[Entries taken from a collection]
--------------------------------------------------
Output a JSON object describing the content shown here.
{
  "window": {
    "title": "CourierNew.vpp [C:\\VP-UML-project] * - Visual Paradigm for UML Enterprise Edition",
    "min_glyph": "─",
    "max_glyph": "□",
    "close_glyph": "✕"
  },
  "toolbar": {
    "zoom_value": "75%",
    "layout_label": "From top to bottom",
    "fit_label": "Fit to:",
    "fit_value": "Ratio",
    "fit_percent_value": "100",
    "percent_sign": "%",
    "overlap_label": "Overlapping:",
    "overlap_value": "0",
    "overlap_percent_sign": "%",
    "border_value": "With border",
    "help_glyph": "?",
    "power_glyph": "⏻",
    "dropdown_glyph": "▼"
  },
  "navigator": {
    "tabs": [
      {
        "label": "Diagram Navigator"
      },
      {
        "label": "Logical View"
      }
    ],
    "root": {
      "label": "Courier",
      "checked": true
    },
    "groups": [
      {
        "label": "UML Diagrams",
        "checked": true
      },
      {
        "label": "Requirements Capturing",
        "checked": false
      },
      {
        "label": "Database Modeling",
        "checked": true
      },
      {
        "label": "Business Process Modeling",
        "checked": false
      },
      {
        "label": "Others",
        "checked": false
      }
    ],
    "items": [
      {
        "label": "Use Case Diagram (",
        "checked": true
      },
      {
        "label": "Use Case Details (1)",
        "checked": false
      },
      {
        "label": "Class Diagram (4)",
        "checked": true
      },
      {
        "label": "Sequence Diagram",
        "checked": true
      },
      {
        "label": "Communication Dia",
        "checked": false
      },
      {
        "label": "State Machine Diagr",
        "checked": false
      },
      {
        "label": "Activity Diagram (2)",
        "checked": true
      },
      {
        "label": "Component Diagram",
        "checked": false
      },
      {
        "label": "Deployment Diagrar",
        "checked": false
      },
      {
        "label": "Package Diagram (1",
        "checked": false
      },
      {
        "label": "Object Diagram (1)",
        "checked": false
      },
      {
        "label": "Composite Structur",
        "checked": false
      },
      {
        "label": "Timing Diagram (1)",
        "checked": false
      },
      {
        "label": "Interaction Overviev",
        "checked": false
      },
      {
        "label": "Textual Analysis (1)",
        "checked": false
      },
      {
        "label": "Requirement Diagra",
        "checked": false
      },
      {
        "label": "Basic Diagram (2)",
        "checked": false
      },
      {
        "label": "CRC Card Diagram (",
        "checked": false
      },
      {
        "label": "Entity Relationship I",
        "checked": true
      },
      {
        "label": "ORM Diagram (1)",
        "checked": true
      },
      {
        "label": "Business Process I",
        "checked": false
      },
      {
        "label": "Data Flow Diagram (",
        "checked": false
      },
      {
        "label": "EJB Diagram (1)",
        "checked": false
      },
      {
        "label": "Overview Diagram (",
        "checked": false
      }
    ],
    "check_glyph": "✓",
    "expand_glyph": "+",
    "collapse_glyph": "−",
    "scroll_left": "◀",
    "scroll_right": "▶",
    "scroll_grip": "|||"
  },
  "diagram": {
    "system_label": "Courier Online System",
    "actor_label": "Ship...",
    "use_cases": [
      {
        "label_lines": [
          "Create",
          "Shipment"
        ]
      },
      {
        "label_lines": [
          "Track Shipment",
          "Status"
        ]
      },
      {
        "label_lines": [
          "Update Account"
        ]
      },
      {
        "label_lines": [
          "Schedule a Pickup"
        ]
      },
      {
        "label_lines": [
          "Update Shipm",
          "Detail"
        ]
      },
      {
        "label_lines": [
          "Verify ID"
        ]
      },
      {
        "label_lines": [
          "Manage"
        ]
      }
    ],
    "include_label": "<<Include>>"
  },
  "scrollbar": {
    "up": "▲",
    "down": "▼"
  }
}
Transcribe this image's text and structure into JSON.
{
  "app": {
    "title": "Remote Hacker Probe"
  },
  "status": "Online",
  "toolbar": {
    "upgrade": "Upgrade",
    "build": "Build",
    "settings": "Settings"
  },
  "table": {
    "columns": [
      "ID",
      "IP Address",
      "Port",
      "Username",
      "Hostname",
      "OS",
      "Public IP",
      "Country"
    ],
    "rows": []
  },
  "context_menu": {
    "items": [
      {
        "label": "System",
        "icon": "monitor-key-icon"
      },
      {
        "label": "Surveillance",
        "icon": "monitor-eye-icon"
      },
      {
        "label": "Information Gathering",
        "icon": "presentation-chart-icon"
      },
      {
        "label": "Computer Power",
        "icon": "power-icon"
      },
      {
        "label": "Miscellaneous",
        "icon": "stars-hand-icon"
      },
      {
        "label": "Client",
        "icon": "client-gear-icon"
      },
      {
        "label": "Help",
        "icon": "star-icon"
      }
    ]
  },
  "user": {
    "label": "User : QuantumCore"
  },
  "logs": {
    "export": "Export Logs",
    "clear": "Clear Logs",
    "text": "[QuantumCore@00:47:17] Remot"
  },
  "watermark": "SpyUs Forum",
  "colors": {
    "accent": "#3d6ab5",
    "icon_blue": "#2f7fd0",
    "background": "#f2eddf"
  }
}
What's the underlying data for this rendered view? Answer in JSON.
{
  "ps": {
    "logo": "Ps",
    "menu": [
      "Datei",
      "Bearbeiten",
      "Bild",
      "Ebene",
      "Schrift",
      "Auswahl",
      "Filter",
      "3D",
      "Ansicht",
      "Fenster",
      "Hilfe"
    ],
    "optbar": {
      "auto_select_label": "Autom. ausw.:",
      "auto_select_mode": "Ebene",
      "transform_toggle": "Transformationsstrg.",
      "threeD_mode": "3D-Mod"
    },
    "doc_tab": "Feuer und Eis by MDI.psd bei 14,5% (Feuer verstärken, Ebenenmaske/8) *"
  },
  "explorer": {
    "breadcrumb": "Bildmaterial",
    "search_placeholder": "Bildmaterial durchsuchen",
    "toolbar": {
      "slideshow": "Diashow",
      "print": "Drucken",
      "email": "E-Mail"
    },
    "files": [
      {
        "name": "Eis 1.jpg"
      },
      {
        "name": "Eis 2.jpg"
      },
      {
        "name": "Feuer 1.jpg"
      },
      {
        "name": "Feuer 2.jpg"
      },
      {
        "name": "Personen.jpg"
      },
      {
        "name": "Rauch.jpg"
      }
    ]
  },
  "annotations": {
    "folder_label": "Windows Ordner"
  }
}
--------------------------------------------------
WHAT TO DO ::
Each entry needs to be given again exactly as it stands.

TASK SOLUTION ::
Output a JSON object describing the content shown here.
{
  "window": {
    "title": "CourierNew.vpp [C:\\VP-UML-project] * - Visual Paradigm for UML Enterprise Edition",
    "min_glyph": "─",
    "max_glyph": "□",
    "close_glyph": "✕"
  },
  "toolbar": {
    "zoom_value": "75%",
    "layout_label": "From top to bottom",
    "fit_label": "Fit to:",
    "fit_value": "Ratio",
    "fit_percent_value": "100",
    "percent_sign": "%",
    "overlap_label": "Overlapping:",
    "overlap_value": "0",
    "overlap_percent_sign": "%",
    "border_value": "With border",
    "help_glyph": "?",
    "power_glyph": "⏻",
    "dropdown_glyph": "▼"
  },
  "navigator": {
    "tabs": [
      {
        "label": "Diagram Navigator"
      },
      {
        "label": "Logical View"
      }
    ],
    "root": {
      "label": "Courier",
      "checked": true
    },
    "groups": [
      {
        "label": "UML Diagrams",
        "checked": true
      },
      {
        "label": "Requirements Capturing",
        "checked": false
      },
      {
        "label": "Database Modeling",
        "checked": true
      },
      {
        "label": "Business Process Modeling",
        "checked": false
      },
      {
        "label": "Others",
        "checked": false
      }
    ],
    "items": [
      {
        "label": "Use Case Diagram (",
        "checked": true
      },
      {
        "label": "Use Case Details (1)",
        "checked": false
      },
      {
        "label": "Class Diagram (4)",
        "checked": true
      },
      {
        "label": "Sequence Diagram",
        "checked": true
      },
      {
        "label": "Communication Dia",
        "checked": false
      },
      {
        "label": "State Machine Diagr",
        "checked": false
      },
      {
        "label": "Activity Diagram (2)",
        "checked": true
      },
      {
        "label": "Component Diagram",
        "checked": false
      },
      {
        "label": "Deployment Diagrar",
        "checked": false
      },
      {
        "label": "Package Diagram (1",
        "checked": false
      },
      {
        "label": "Object Diagram (1)",
        "checked": false
      },
      {
        "label": "Composite Structur",
        "checked": false
      },
      {
        "label": "Timing Diagram (1)",
        "checked": false
      },
      {
        "label": "Interaction Overviev",
        "checked": false
      },
      {
        "label": "Textual Analysis (1)",
        "checked": false
      },
      {
        "label": "Requirement Diagra",
        "checked": false
      },
      {
        "label": "Basic Diagram (2)",
        "checked": false
      },
      {
        "label": "CRC Card Diagram (",
        "checked": false
      },
      {
        "label": "Entity Relationship I",
        "checked": true
      },
      {
        "label": "ORM Diagram (1)",
        "checked": true
      },
      {
        "label": "Business Process I",
        "checked": false
      },
      {
        "label": "Data Flow Diagram (",
        "checked": false
      },
      {
        "label": "EJB Diagram (1)",
        "checked": false
      },
      {
        "label": "Overview Diagram (",
        "checked": false
      }
    ],
    "check_glyph": "✓",
    "expand_glyph": "+",
    "collapse_glyph": "−",
    "scroll_left": "◀",
    "scroll_right": "▶",
    "scroll_grip": "|||"
  },
  "diagram": {
    "system_label": "Courier Online System",
    "actor_label": "Ship...",
    "use_cases": [
      {
        "label_lines": [
          "Create",
          "Shipment"
        ]
      },
      {
        "label_lines": [
          "Track Shipment",
          "Status"
        ]
      },
      {
        "label_lines": [
          "Update Account"
        ]
      },
      {
        "label_lines": [
          "Schedule a Pickup"
        ]
      },
      {
        "label_lines": [
          "Update Shipm",
          "Detail"
        ]
      },
      {
        "label_lines": [
          "Verify ID"
        ]
      },
      {
        "label_lines": [
          "Manage"
        ]
      }
    ],
    "include_label": "<<Include>>"
  },
  "scrollbar": {
    "up": "▲",
    "down": "▼"
  }
}
Transcribe this image's text and structure into JSON.
{
  "app": {
    "title": "Remote Hacker Probe"
  },
  "status": "Online",
  "toolbar": {
    "upgrade": "Upgrade",
    "build": "Build",
    "settings": "Settings"
  },
  "table": {
    "columns": [
      "ID",
      "IP Address",
      "Port",
      "Username",
      "Hostname",
      "OS",
      "Public IP",
      "Country"
    ],
    "rows": []
  },
  "context_menu": {
    "items": [
      {
        "label": "System",
        "icon": "monitor-key-icon"
      },
      {
        "label": "Surveillance",
        "icon": "monitor-eye-icon"
      },
      {
        "label": "Information Gathering",
        "icon": "presentation-chart-icon"
      },
      {
        "label": "Computer Power",
        "icon": "power-icon"
      },
      {
        "label": "Miscellaneous",
        "icon": "stars-hand-icon"
      },
      {
        "label": "Client",
        "icon": "client-gear-icon"
      },
      {
        "label": "Help",
        "icon": "star-icon"
      }
    ]
  },
  "user": {
    "label": "User : QuantumCore"
  },
  "logs": {
    "export": "Export Logs",
    "clear": "Clear Logs",
    "text": "[QuantumCore@00:47:17] Remot"
  },
  "watermark": "SpyUs Forum",
  "colors": {
    "accent": "#3d6ab5",
    "icon_blue": "#2f7fd0",
    "background": "#f2eddf"
  }
}
What's the underlying data for this rendered view? Answer in JSON.
{
  "ps": {
    "logo": "Ps",
    "menu": [
      "Datei",
      "Bearbeiten",
      "Bild",
      "Ebene",
      "Schrift",
      "Auswahl",
      "Filter",
      "3D",
      "Ansicht",
      "Fenster",
      "Hilfe"
    ],
    "optbar": {
      "auto_select_label": "Autom. ausw.:",
      "auto_select_mode": "Ebene",
      "transform_toggle": "Transformationsstrg.",
      "threeD_mode": "3D-Mod"
    },
    "doc_tab": "Feuer und Eis by MDI.psd bei 14,5% (Feuer verstärken, Ebenenmaske/8) *"
  },
  "explorer": {
    "breadcrumb": "Bildmaterial",
    "search_placeholder": "Bildmaterial durchsuchen",
    "toolbar": {
      "slideshow": "Diashow",
      "print": "Drucken",
      "email": "E-Mail"
    },
    "files": [
      {
        "name": "Eis 1.jpg"
      },
      {
        "name": "Eis 2.jpg"
      },
      {
        "name": "Feuer 1.jpg"
      },
      {
        "name": "Feuer 2.jpg"
      },
      {
        "name": "Personen.jpg"
      },
      {
        "name": "Rauch.jpg"
      }
    ]
  },
  "annotations": {
    "folder_label": "Windows Ordner"
  }
}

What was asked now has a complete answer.